* [What is required]: Only the pictures are to be dropped; return all other data below exactly.

(Excerpts from an interface dataset)
%%

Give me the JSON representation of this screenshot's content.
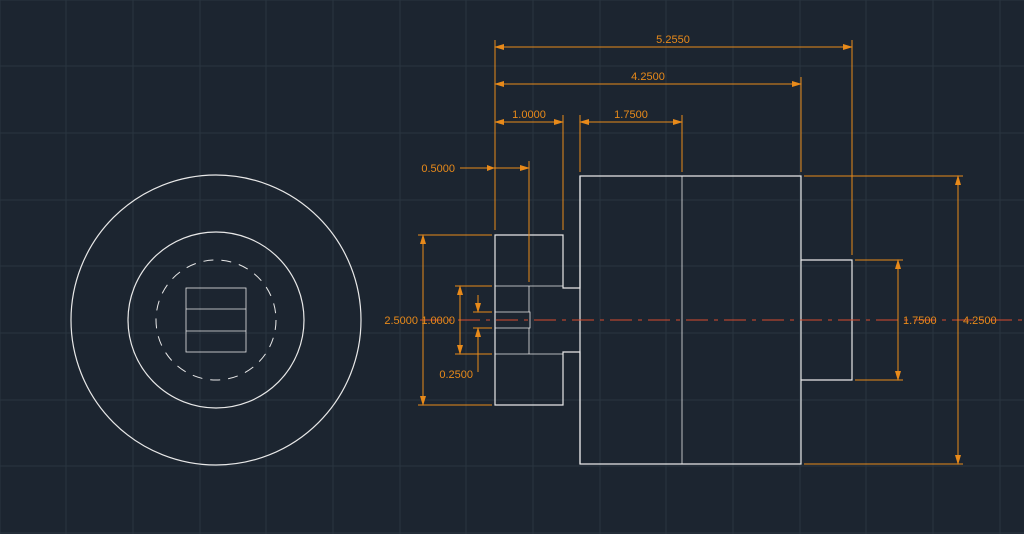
{
  "chart_data": {
    "type": "engineering-drawing",
    "views": [
      "front-circular",
      "side-profile"
    ],
    "dimensions": {
      "overall_length": 5.255,
      "major_diameter": 4.25,
      "shaft_length": 1.75,
      "shaft_extension": 1.0,
      "small_ext": 0.5,
      "bore_depth": 1.0,
      "key_height": 0.25,
      "flange_diameter": 2.5,
      "shaft_diameter": 1.75,
      "bore_diameter_ref": 4.25
    },
    "labels": {
      "d_5_2550": "5.2550",
      "d_4_2500_top": "4.2500",
      "d_1_7500_top": "1.7500",
      "d_1_0000_top": "1.0000",
      "d_0_5000": "0.5000",
      "d_2_5000": "2.5000",
      "d_1_0000_left": "1.0000",
      "d_0_2500": "0.2500",
      "d_1_7500_right": "1.7500",
      "d_4_2500_right": "4.2500"
    }
  }
}
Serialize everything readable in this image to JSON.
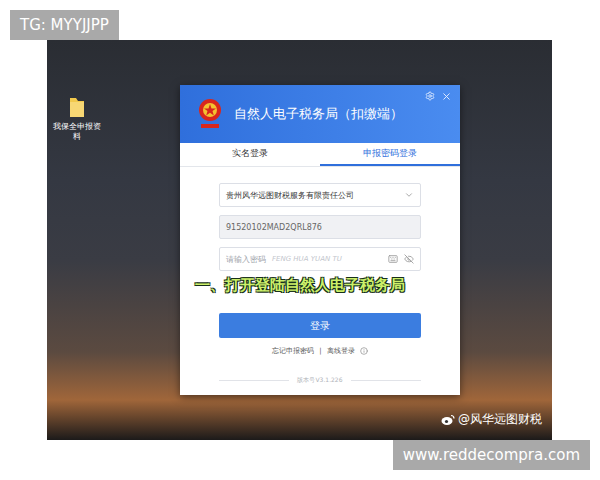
{
  "tags": {
    "top": "TG: MYYJJPP",
    "bottom": "www.reddecompra.com"
  },
  "desktop": {
    "icons": [
      {
        "label": "我保全申报资料"
      }
    ]
  },
  "dialog": {
    "title": "自然人电子税务局（扣缴端）",
    "tabs": [
      {
        "label": "实名登录",
        "selected": false
      },
      {
        "label": "申报密码登录",
        "selected": true
      }
    ],
    "company_select": {
      "value": "贵州风华远图财税服务有限责任公司"
    },
    "tax_id_field": {
      "value": "91520102MAD2QRL876",
      "disabled": true
    },
    "password_field": {
      "placeholder": "请输入密码",
      "watermark": "FENG HUA YUAN TU"
    },
    "login_button": "登录",
    "links": [
      "忘记申报密码",
      "离线登录"
    ],
    "separator": "|",
    "version": "版本号V3.1.226"
  },
  "caption": "一、打开登陆自然人电子税务局",
  "watermark": "@风华远图财税"
}
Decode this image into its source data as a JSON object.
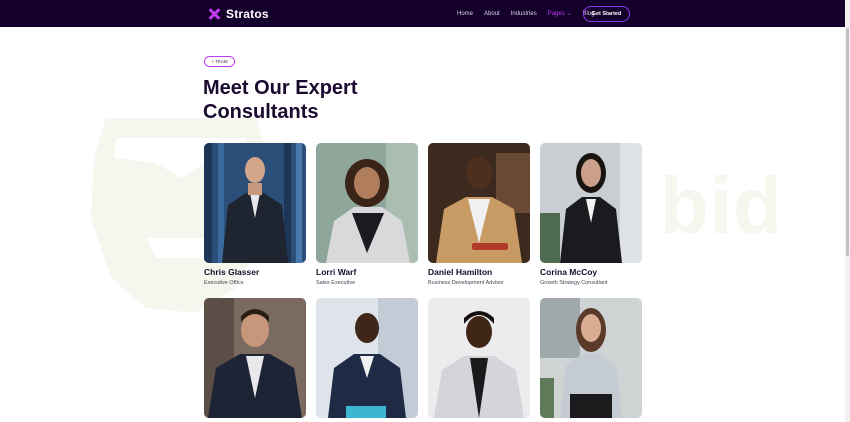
{
  "nav": {
    "brand": "Stratos",
    "links": [
      "Home",
      "About",
      "Industries",
      "Pages",
      "Blog"
    ],
    "cta": "Get Started"
  },
  "section": {
    "badge": "+ TEAM",
    "title": "Meet Our Expert Consultants"
  },
  "watermark": "bid",
  "team": [
    {
      "name": "Chris Glasser",
      "role": "Executive Office"
    },
    {
      "name": "Lorri Warf",
      "role": "Sales Executive"
    },
    {
      "name": "Daniel Hamilton",
      "role": "Business Development Advisor"
    },
    {
      "name": "Corina McCoy",
      "role": "Growth Strategy Consultant"
    },
    {
      "name": "",
      "role": ""
    },
    {
      "name": "",
      "role": ""
    },
    {
      "name": "",
      "role": ""
    },
    {
      "name": "",
      "role": ""
    }
  ]
}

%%

* [Response area]:
Give me the JSON representation of this screenshot's content.
{
  "chart_data": {
    "type": "engineering-drawing",
    "views": [
      "front-circular",
      "side-profile"
    ],
    "dimensions": {
      "overall_length": 5.255,
      "major_diameter": 4.25,
      "shaft_length": 1.75,
      "shaft_extension": 1.0,
      "small_ext": 0.5,
      "bore_depth": 1.0,
      "key_height": 0.25,
      "flange_diameter": 2.5,
      "shaft_diameter": 1.75,
      "bore_diameter_ref": 4.25
    },
    "labels": {
      "d_5_2550": "5.2550",
      "d_4_2500_top": "4.2500",
      "d_1_7500_top": "1.7500",
      "d_1_0000_top": "1.0000",
      "d_0_5000": "0.5000",
      "d_2_5000": "2.5000",
      "d_1_0000_left": "1.0000",
      "d_0_2500": "0.2500",
      "d_1_7500_right": "1.7500",
      "d_4_2500_right": "4.2500"
    }
  }
}
Serialize everything readable in this image to JSON.
{
  "tags": {
    "top": "TG: MYYJJPP",
    "bottom": "www.reddecompra.com"
  },
  "desktop": {
    "icons": [
      {
        "label": "我保全申报资料"
      }
    ]
  },
  "dialog": {
    "title": "自然人电子税务局（扣缴端）",
    "tabs": [
      {
        "label": "实名登录",
        "selected": false
      },
      {
        "label": "申报密码登录",
        "selected": true
      }
    ],
    "company_select": {
      "value": "贵州风华远图财税服务有限责任公司"
    },
    "tax_id_field": {
      "value": "91520102MAD2QRL876",
      "disabled": true
    },
    "password_field": {
      "placeholder": "请输入密码",
      "watermark": "FENG HUA YUAN TU"
    },
    "login_button": "登录",
    "links": [
      "忘记申报密码",
      "离线登录"
    ],
    "separator": "|",
    "version": "版本号V3.1.226"
  },
  "caption": "一、打开登陆自然人电子税务局",
  "watermark": "@风华远图财税"
}
Decode this image into its source data as a JSON object.
{
  "nav": {
    "brand": "Stratos",
    "links": [
      "Home",
      "About",
      "Industries",
      "Pages",
      "Blog"
    ],
    "cta": "Get Started"
  },
  "section": {
    "badge": "+ TEAM",
    "title": "Meet Our Expert Consultants"
  },
  "watermark": "bid",
  "team": [
    {
      "name": "Chris Glasser",
      "role": "Executive Office"
    },
    {
      "name": "Lorri Warf",
      "role": "Sales Executive"
    },
    {
      "name": "Daniel Hamilton",
      "role": "Business Development Advisor"
    },
    {
      "name": "Corina McCoy",
      "role": "Growth Strategy Consultant"
    },
    {
      "name": "",
      "role": ""
    },
    {
      "name": "",
      "role": ""
    },
    {
      "name": "",
      "role": ""
    },
    {
      "name": "",
      "role": ""
    }
  ]
}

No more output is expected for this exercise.